Bags Canada Corona

Canadian Plastic Bag Industry and Corona Crisis

Rising food sales in supermarkets are exploding the demand for plastic bags to protect bread, fruits and vegetables. Single-use shopping bags are enjoying a resurgence in popularity. So much that Quebec factories are struggling to meet demand.

The single-use plastic bag was a public enemy only a few weeks ago, now it’s making its a comeback.

The 35,000 bags I had in stock sold out in two hours! “Says Frédéric Lessard, owner of Emballages EB.

His factory, located in East Broughton, a small municipality, no longer produces “shopping bags”, thebags used at supermarket checkouts. Asian Competition is too fierce.

In normal times, the machine that produces these bags only work at 5% of the time, specifies Mr. Lessard. Now, “its working 3 shifts [24 hours], 5 days a week. I make 30,000 a day […] It’s a nice turnaround. Plastic had a bad press. ”

Emballages EB now suplies five IGA supermarkets in the Chaudière-Appalaches region. “They decided to stop plastic. They had bad press […] now, we sold them white, no time for logos, “said the businessman.

New procedures

IGA had officially banned single-use plastic bags in all of its Quebec branches on March 19, but under current circumstances, some merchants prefer to have them.

“There are a lot of transactions. It’s a precaution as everything changes quickly, ”said spokesperson Anne-Hélène Lavoie.

The demand for single-use bag has also increased because in some shops, customers can no longer bring their reusable bags.

This is the case for Provigo and Pharmaprix “in order to avoid the packer from handling an article of which he does not know where it comes from or its condition,” said spokesperson Johanne Héroux.

These retailers have also eliminated the fees charged for plastic bags.

Metro, IGA and Costco, for their part, no longer pack the purchases of customers with reusable bags, but it is allowed to bring them, they say.

Twice as many orders

The plastic bag used by the food industry is also experiencing a spectacular leap.

“In 24 hours, consumption habits have completely changed. All food is eaten at home, breakfast, lunch, dinner, everything.

So the demand in grocery stores exploded.

It creates a lot of demand for packaging, ”says Amir Karim, president and chief executive officer of Polykar, the largest manufacturer of bags and plastic film in Quebec.

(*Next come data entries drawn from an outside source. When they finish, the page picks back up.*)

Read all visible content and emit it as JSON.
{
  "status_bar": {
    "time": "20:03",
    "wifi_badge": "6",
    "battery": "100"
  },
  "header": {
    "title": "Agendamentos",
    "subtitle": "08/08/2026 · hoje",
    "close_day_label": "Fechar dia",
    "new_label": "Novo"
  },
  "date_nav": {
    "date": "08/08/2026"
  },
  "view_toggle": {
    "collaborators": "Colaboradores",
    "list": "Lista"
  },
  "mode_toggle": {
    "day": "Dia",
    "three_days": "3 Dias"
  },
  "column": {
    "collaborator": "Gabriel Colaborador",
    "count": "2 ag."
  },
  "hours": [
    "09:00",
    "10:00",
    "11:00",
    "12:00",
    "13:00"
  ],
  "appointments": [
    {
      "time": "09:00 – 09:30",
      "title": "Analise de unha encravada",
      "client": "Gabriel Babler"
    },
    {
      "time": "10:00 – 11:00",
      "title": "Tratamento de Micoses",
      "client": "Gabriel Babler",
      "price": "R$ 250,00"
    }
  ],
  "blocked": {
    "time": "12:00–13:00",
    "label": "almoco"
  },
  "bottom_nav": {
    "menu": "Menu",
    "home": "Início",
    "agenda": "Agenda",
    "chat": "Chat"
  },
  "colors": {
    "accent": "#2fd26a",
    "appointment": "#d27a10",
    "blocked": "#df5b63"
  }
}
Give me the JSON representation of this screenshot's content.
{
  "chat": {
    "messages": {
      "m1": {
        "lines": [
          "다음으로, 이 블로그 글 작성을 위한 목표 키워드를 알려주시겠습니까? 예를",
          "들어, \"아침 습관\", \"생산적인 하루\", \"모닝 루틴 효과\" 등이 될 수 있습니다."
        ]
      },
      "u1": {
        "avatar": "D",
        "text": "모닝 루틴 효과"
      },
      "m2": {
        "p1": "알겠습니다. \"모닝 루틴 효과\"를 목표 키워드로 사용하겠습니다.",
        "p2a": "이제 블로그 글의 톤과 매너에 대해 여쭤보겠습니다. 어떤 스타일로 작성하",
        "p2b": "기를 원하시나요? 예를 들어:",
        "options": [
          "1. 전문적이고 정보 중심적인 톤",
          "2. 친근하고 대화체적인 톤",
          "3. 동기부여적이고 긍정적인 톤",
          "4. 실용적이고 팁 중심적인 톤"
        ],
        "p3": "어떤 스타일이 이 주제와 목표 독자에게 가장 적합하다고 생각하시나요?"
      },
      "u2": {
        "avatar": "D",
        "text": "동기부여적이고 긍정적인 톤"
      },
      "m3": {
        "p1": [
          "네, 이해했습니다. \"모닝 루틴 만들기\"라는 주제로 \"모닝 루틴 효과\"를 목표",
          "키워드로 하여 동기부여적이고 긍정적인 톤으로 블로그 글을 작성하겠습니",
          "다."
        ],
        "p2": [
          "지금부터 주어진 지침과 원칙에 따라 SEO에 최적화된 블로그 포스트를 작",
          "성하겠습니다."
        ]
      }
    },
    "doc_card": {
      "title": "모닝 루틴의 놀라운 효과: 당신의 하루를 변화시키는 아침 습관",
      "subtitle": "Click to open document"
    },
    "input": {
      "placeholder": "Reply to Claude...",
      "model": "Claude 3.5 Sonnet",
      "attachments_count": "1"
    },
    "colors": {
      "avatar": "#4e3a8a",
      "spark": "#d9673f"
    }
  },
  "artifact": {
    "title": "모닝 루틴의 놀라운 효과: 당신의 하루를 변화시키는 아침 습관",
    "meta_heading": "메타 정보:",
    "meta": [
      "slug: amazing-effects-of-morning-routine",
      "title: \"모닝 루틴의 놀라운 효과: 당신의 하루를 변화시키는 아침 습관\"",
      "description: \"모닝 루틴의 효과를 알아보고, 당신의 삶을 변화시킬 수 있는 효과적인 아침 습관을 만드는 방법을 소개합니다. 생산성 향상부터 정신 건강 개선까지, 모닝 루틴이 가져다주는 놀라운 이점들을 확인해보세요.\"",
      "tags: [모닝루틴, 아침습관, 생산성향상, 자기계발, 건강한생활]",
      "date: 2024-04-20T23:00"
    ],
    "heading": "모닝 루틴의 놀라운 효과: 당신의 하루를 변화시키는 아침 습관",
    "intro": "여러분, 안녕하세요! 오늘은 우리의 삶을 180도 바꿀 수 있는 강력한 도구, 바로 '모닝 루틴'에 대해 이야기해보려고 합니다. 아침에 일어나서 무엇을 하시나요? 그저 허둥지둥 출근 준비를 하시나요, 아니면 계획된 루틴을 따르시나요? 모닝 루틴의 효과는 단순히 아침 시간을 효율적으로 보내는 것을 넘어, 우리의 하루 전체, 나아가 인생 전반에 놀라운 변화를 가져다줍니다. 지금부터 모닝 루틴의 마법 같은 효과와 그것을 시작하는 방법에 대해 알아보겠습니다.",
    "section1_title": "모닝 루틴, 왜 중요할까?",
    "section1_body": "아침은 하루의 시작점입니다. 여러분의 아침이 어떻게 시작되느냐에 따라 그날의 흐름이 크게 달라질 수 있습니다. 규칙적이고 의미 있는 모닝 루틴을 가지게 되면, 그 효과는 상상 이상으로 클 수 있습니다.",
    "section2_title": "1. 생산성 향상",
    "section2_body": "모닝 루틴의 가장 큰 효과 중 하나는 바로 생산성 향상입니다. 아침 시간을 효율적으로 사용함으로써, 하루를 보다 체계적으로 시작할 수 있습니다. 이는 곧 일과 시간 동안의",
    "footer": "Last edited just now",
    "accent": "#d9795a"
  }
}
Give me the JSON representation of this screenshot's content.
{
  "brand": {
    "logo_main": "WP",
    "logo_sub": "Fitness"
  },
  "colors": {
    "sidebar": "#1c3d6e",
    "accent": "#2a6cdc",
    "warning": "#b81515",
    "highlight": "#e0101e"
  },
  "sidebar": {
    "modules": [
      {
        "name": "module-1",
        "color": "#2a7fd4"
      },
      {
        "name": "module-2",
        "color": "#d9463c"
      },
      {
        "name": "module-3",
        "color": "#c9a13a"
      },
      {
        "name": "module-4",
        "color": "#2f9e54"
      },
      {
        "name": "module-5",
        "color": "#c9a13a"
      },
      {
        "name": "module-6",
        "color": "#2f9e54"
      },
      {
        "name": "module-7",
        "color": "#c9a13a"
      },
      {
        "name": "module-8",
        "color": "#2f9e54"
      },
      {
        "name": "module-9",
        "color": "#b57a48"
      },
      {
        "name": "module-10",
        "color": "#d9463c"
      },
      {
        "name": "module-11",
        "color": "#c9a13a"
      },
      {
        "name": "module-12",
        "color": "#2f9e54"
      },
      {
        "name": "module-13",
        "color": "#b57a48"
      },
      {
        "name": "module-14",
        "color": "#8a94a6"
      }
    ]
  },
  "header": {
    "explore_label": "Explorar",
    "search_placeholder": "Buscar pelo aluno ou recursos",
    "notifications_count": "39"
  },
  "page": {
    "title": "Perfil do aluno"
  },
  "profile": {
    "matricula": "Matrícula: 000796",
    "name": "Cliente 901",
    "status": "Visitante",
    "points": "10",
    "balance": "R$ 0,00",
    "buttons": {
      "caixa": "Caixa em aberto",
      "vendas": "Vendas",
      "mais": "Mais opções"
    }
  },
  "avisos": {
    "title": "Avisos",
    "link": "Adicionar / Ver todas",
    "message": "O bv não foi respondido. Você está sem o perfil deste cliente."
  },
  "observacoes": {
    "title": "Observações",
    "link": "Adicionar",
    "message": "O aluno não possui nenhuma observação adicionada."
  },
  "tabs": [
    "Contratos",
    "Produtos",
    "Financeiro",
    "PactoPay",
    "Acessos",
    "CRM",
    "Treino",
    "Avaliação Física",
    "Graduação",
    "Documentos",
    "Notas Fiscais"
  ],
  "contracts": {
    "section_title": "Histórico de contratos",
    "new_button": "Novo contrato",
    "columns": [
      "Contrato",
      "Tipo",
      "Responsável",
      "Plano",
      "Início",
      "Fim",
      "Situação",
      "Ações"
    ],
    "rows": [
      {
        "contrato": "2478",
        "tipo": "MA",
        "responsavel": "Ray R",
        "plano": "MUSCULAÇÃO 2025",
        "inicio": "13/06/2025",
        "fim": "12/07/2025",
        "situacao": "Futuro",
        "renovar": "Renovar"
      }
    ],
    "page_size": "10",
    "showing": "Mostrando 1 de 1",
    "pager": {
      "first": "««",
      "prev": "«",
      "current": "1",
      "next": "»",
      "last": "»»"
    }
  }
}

The factory in the borough of Saint-Laurent, in Montreal, produces bags for bread, frozen fruits and vegetables, carrots, iceberg lettuce.

She also makes film to protect food, like the one found around English cucumbers.

His order book is twice as full as usual, says the manager.

Customers must therefore wait for their orders a few days longer than usual. “We can’t provide …”

Since the factory is already running 24 hours a day, 7 days a week, ways must be found to increase production.

The president works 12-hour days to find solutions with his team.

Emballages EB, which also manufactures bags for storing food, observes the same phenomenon.

Demand jumped “by about 30%”.

On the other hand, the company observed a decline coming from the industrial sector, many factories being closed.

In short, it almost balances, calculates the owner.

On the Greenpeace Canada side, we hope that retailers will resume their good habits for the planet as soon as possible.

“In an emergency, businesses have rightly focused on how to keep their customers and employees safe.

It is clear that the supermarkets had to adapt […] But once the crisis has passed, the plastic will remain and these companies will have to find sustainable solutions “, says Agnès Le Rouzic, in charge of the Oceans & Plastics campaign at Greenpeace Canada


Published on

Les usines de sacs de plastique sont débordées

%d bloggers like this: